Easing himself into a dining room chair, Toth pops a finished CD into a paper sleeve, adds an arty insert, and places it in the gatefold card. "Another one done," he announces. 1926 Funstown Street was a team effort with a rhythm section joining Toth's guitar-and-vocal freak show. After laboring on the album, the erstwhile Smackers declined to participate in any live adventure with the group. Toth's liner notes list these players (Brandon Samdahl and Dave Pierce) as "Schlong Doggy" and "Captain Johnson McFucknuckle."
"That was kind of a dig on them for not playing with me anymore," he grins.
Toth has been a prominent fixture on the underground music skyline, plying his trade wherever strangeness is accepted. Playing toy pianos, Fisher-Price xylophones, and a Sears Silvertone guitar with its amp built into the case, Toth fronted an ensemble known as Faberge Dildo. After that project's demise, he settled into a groove with the duo who'd come to be called the Pookie Smackers.

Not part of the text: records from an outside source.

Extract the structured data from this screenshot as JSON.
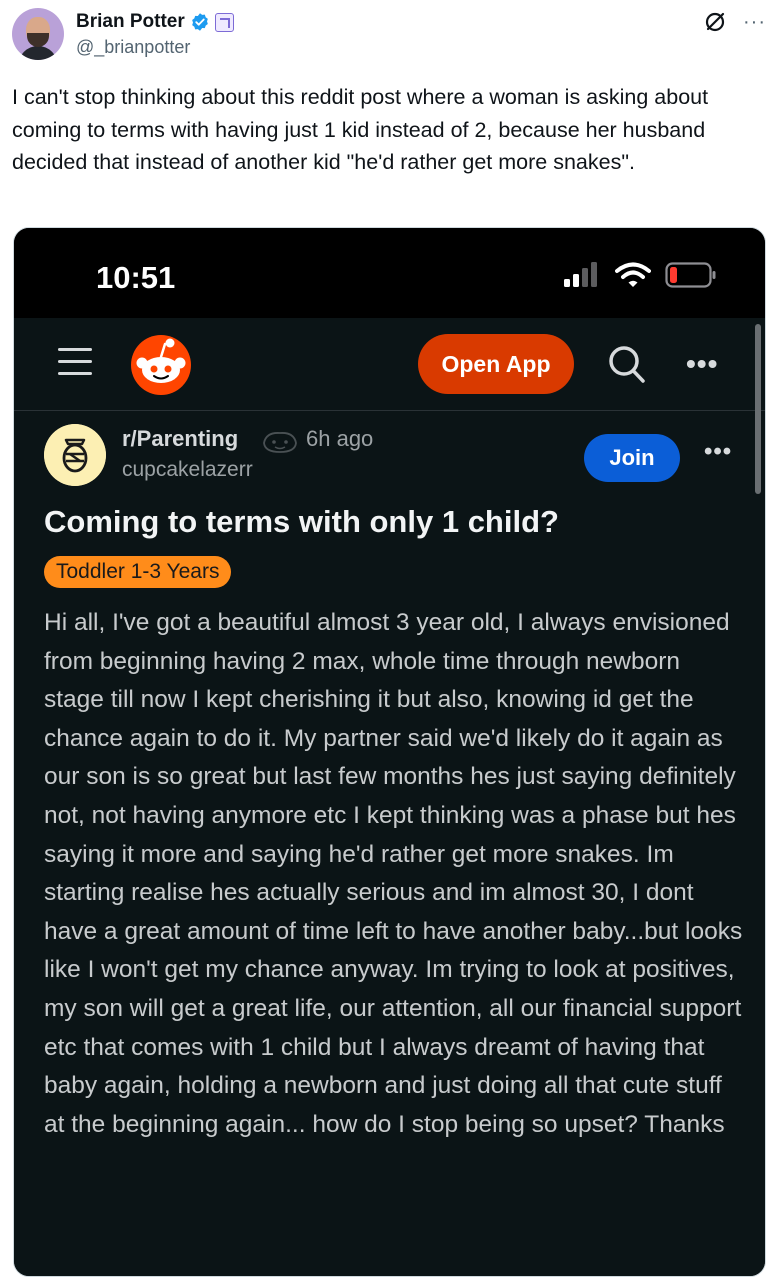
{
  "tweet": {
    "author": {
      "display_name": "Brian Potter",
      "handle": "@_brianpotter"
    },
    "text": "I can't stop thinking about this reddit post where a woman is asking about coming to terms with having just 1 kid instead of 2, because her husband decided that instead of another kid \"he'd rather get more snakes\".",
    "more_label": "···"
  },
  "phone": {
    "time": "10:51"
  },
  "reddit": {
    "open_app_label": "Open App",
    "more_label": "•••",
    "post": {
      "subreddit": "r/Parenting",
      "time_ago": "6h ago",
      "username": "cupcakelazerr",
      "join_label": "Join",
      "more_label": "•••",
      "title": "Coming to terms with only 1 child?",
      "flair": "Toddler 1-3 Years",
      "body": "Hi all, I've got a beautiful almost 3 year old, I always envisioned from beginning having 2 max, whole time through newborn stage till now I kept cherishing it but also, knowing id get the chance again to do it. My partner said we'd likely do it again as our son is so great but last few months hes just saying definitely not, not having anymore etc I kept thinking was a phase but hes saying it more and saying he'd rather get more snakes. Im starting realise hes actually serious and im almost 30, I dont have a great amount of time left to have another baby...but looks like I won't get my chance anyway. Im trying to look at positives, my son will get a great life, our attention, all our financial support etc that comes with 1 child but I always dreamt of having that baby again, holding a newborn and just doing all that cute stuff at the beginning again... how do I stop being so upset? Thanks"
    }
  },
  "colors": {
    "reddit_orange": "#d93a00",
    "join_blue": "#0b5ed7",
    "flair_orange": "#ff8c1a",
    "verified_blue": "#1d9bf0",
    "battery_red": "#ff3b30"
  },
  "icons": {
    "verified": "verified-badge-icon",
    "affiliate": "affiliate-badge-icon",
    "grok": "grok-icon",
    "hamburger": "hamburger-menu-icon",
    "reddit_logo": "reddit-snoo-icon",
    "search": "search-icon",
    "signal": "cellular-signal-icon",
    "wifi": "wifi-icon",
    "battery": "battery-icon"
  }
}
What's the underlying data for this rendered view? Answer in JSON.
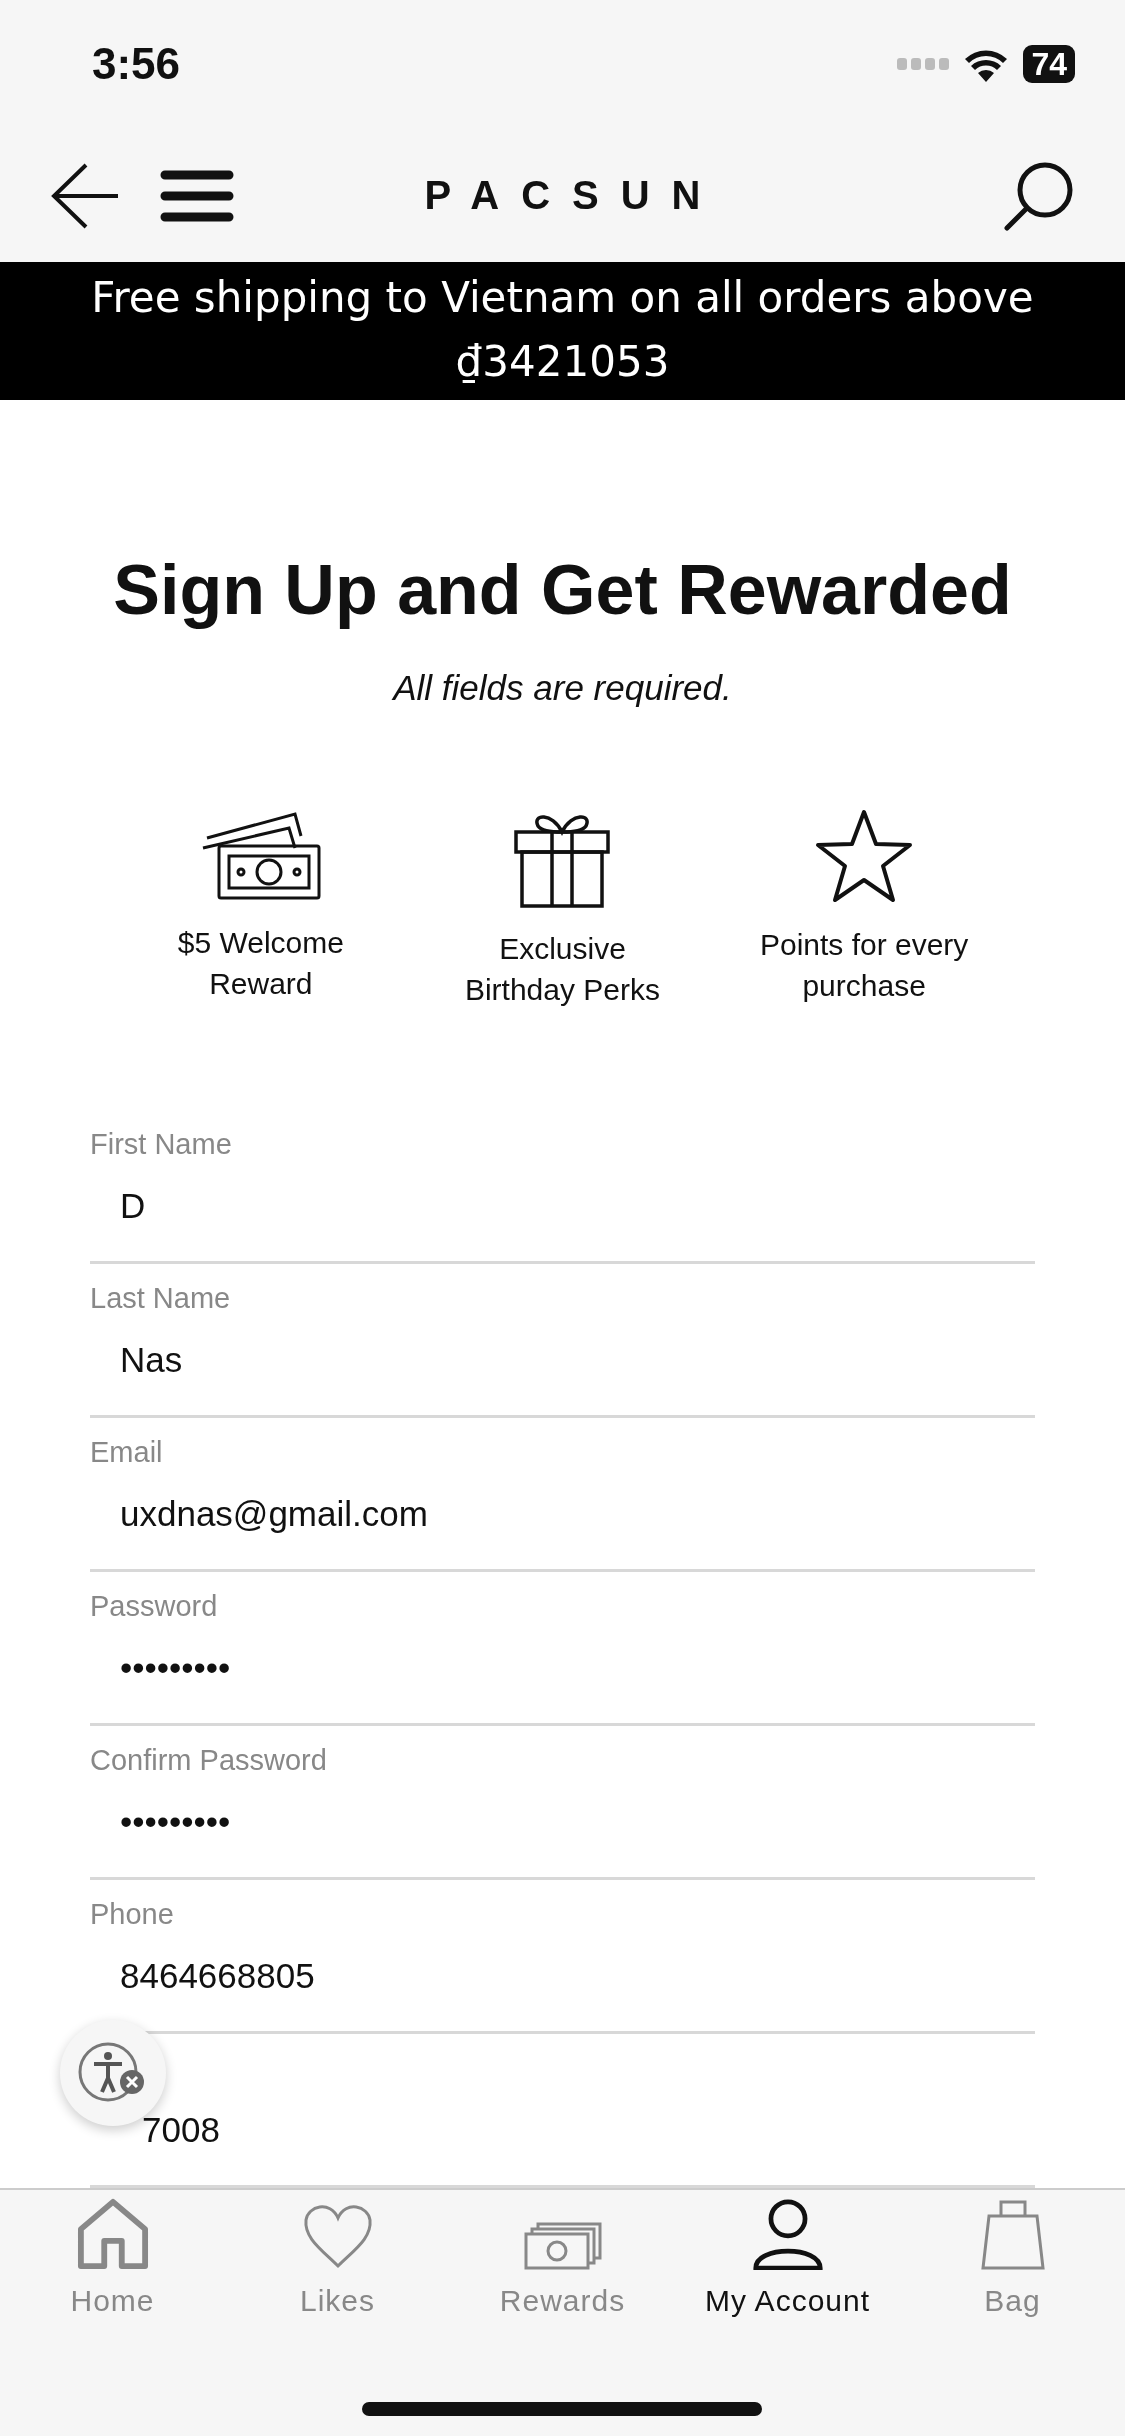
{
  "status_bar": {
    "time": "3:56",
    "battery": "74"
  },
  "nav": {
    "logo": "PACSUN"
  },
  "banner": {
    "text": "Free shipping to Vietnam on all orders above ₫3421053"
  },
  "title": "Sign Up and Get Rewarded",
  "subtitle": "All fields are required.",
  "perks": [
    {
      "kind": "money",
      "label": "$5 Welcome Reward"
    },
    {
      "kind": "gift",
      "label": "Exclusive Birthday Perks"
    },
    {
      "kind": "star",
      "label": "Points for every purchase"
    }
  ],
  "fields": [
    {
      "label": "First Name",
      "value": "D"
    },
    {
      "label": "Last Name",
      "value": "Nas"
    },
    {
      "label": "Email",
      "value": "uxdnas@gmail.com"
    },
    {
      "label": "Password",
      "value": "•••••••••"
    },
    {
      "label": "Confirm Password",
      "value": "•••••••••"
    },
    {
      "label": "Phone",
      "value": "8464668805"
    },
    {
      "value": "7008"
    }
  ],
  "tabs": [
    {
      "kind": "home",
      "label": "Home",
      "selected": false
    },
    {
      "kind": "heart",
      "label": "Likes",
      "selected": false
    },
    {
      "kind": "money",
      "label": "Rewards",
      "selected": false
    },
    {
      "kind": "person",
      "label": "My Account",
      "selected": true
    },
    {
      "kind": "bag",
      "label": "Bag",
      "selected": false
    }
  ]
}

"Everyone just likes that name," Toth explains, and the chirping finch behind him agrees. "Anyone who plays with me is a Pookie Smacker now."